== TASK ITEM ==
Each entry should be printed exactly, with its images omitted.

---- THE DATA

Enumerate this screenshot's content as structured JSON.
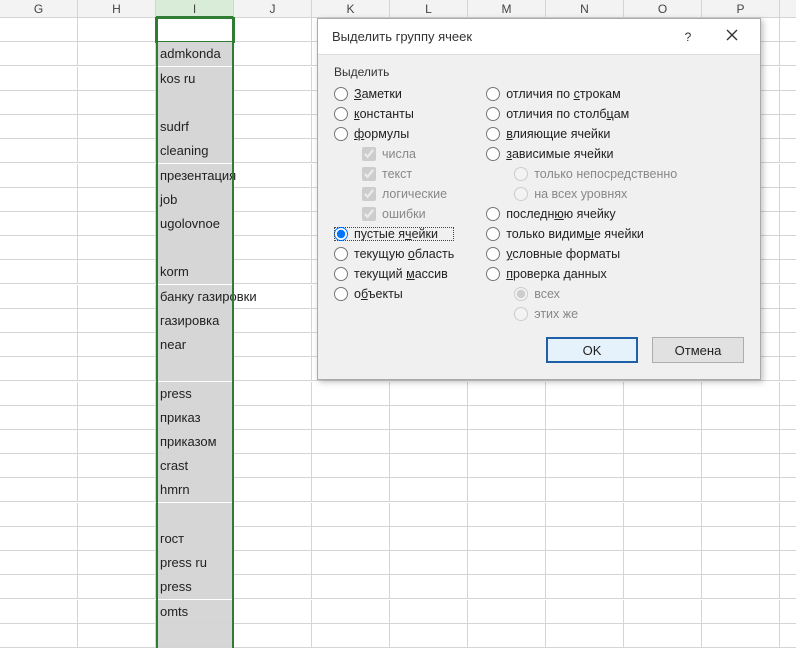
{
  "columns": [
    "G",
    "H",
    "I",
    "J",
    "K",
    "L",
    "M",
    "N",
    "O",
    "P",
    ""
  ],
  "selected_column_index": 2,
  "rows": 26,
  "cells": {
    "I": [
      "",
      "admkonda",
      "kos ru",
      "",
      "sudrf",
      "cleaning",
      "презентация",
      "job",
      "ugolovnoe",
      "",
      "korm",
      "банку газировки",
      "газировка",
      "near",
      "",
      "press",
      "приказ",
      "приказом",
      "crast",
      "hmrn",
      "",
      "гост",
      "press ru",
      "press",
      "omts",
      ""
    ]
  },
  "active_cell": {
    "col": "I",
    "row": 0
  },
  "dialog": {
    "title": "Выделить группу ячеек",
    "help": "?",
    "group_label": "Выделить",
    "left_options": [
      {
        "label": "Заметки",
        "hot": "З",
        "type": "radio",
        "checked": false
      },
      {
        "label": "константы",
        "hot": "к",
        "type": "radio",
        "checked": false
      },
      {
        "label": "формулы",
        "hot": "ф",
        "type": "radio",
        "checked": false
      },
      {
        "label": "числа",
        "type": "check",
        "indent": true,
        "checked": true,
        "disabled": true
      },
      {
        "label": "текст",
        "type": "check",
        "indent": true,
        "checked": true,
        "disabled": true
      },
      {
        "label": "логические",
        "type": "check",
        "indent": true,
        "checked": true,
        "disabled": true
      },
      {
        "label": "ошибки",
        "type": "check",
        "indent": true,
        "checked": true,
        "disabled": true
      },
      {
        "label": "пустые ячейки",
        "hot": "ч",
        "type": "radio",
        "checked": true,
        "outlined": true
      },
      {
        "label": "текущую область",
        "hot": "о",
        "type": "radio",
        "checked": false
      },
      {
        "label": "текущий массив",
        "hot": "м",
        "type": "radio",
        "checked": false
      },
      {
        "label": "объекты",
        "hot": "б",
        "type": "radio",
        "checked": false
      }
    ],
    "right_options": [
      {
        "label": "отличия по строкам",
        "hot": "с",
        "type": "radio",
        "checked": false
      },
      {
        "label": "отличия по столбцам",
        "hot": "ц",
        "type": "radio",
        "checked": false
      },
      {
        "label": "влияющие ячейки",
        "hot": "в",
        "type": "radio",
        "checked": false
      },
      {
        "label": "зависимые ячейки",
        "hot": "з",
        "type": "radio",
        "checked": false
      },
      {
        "label": "только непосредственно",
        "type": "radio",
        "indent": true,
        "checked": true,
        "disabled": true
      },
      {
        "label": "на всех уровнях",
        "type": "radio",
        "indent": true,
        "checked": false,
        "disabled": true
      },
      {
        "label": "последнюю ячейку",
        "hot": "ю",
        "type": "radio",
        "checked": false
      },
      {
        "label": "только видимые ячейки",
        "hot": "ы",
        "type": "radio",
        "checked": false
      },
      {
        "label": "условные форматы",
        "hot": "у",
        "type": "radio",
        "checked": false
      },
      {
        "label": "проверка данных",
        "hot": "п",
        "type": "radio",
        "checked": false
      },
      {
        "label": "всех",
        "type": "radio",
        "indent": true,
        "checked": true,
        "disabled": true
      },
      {
        "label": "этих же",
        "type": "radio",
        "indent": true,
        "checked": false,
        "disabled": true
      }
    ],
    "ok": "OK",
    "cancel": "Отмена"
  }
}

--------

== RESULT OF THE EXERCISE ==
Enumerate this screenshot's content as structured JSON.
{
  "columns": [
    "G",
    "H",
    "I",
    "J",
    "K",
    "L",
    "M",
    "N",
    "O",
    "P",
    ""
  ],
  "selected_column_index": 2,
  "rows": 26,
  "cells": {
    "I": [
      "",
      "admkonda",
      "kos ru",
      "",
      "sudrf",
      "cleaning",
      "презентация",
      "job",
      "ugolovnoe",
      "",
      "korm",
      "банку газировки",
      "газировка",
      "near",
      "",
      "press",
      "приказ",
      "приказом",
      "crast",
      "hmrn",
      "",
      "гост",
      "press ru",
      "press",
      "omts",
      ""
    ]
  },
  "active_cell": {
    "col": "I",
    "row": 0
  },
  "dialog": {
    "title": "Выделить группу ячеек",
    "help": "?",
    "group_label": "Выделить",
    "left_options": [
      {
        "label": "Заметки",
        "hot": "З",
        "type": "radio",
        "checked": false
      },
      {
        "label": "константы",
        "hot": "к",
        "type": "radio",
        "checked": false
      },
      {
        "label": "формулы",
        "hot": "ф",
        "type": "radio",
        "checked": false
      },
      {
        "label": "числа",
        "type": "check",
        "indent": true,
        "checked": true,
        "disabled": true
      },
      {
        "label": "текст",
        "type": "check",
        "indent": true,
        "checked": true,
        "disabled": true
      },
      {
        "label": "логические",
        "type": "check",
        "indent": true,
        "checked": true,
        "disabled": true
      },
      {
        "label": "ошибки",
        "type": "check",
        "indent": true,
        "checked": true,
        "disabled": true
      },
      {
        "label": "пустые ячейки",
        "hot": "ч",
        "type": "radio",
        "checked": true,
        "outlined": true
      },
      {
        "label": "текущую область",
        "hot": "о",
        "type": "radio",
        "checked": false
      },
      {
        "label": "текущий массив",
        "hot": "м",
        "type": "radio",
        "checked": false
      },
      {
        "label": "объекты",
        "hot": "б",
        "type": "radio",
        "checked": false
      }
    ],
    "right_options": [
      {
        "label": "отличия по строкам",
        "hot": "с",
        "type": "radio",
        "checked": false
      },
      {
        "label": "отличия по столбцам",
        "hot": "ц",
        "type": "radio",
        "checked": false
      },
      {
        "label": "влияющие ячейки",
        "hot": "в",
        "type": "radio",
        "checked": false
      },
      {
        "label": "зависимые ячейки",
        "hot": "з",
        "type": "radio",
        "checked": false
      },
      {
        "label": "только непосредственно",
        "type": "radio",
        "indent": true,
        "checked": true,
        "disabled": true
      },
      {
        "label": "на всех уровнях",
        "type": "radio",
        "indent": true,
        "checked": false,
        "disabled": true
      },
      {
        "label": "последнюю ячейку",
        "hot": "ю",
        "type": "radio",
        "checked": false
      },
      {
        "label": "только видимые ячейки",
        "hot": "ы",
        "type": "radio",
        "checked": false
      },
      {
        "label": "условные форматы",
        "hot": "у",
        "type": "radio",
        "checked": false
      },
      {
        "label": "проверка данных",
        "hot": "п",
        "type": "radio",
        "checked": false
      },
      {
        "label": "всех",
        "type": "radio",
        "indent": true,
        "checked": true,
        "disabled": true
      },
      {
        "label": "этих же",
        "type": "radio",
        "indent": true,
        "checked": false,
        "disabled": true
      }
    ],
    "ok": "OK",
    "cancel": "Отмена"
  }
}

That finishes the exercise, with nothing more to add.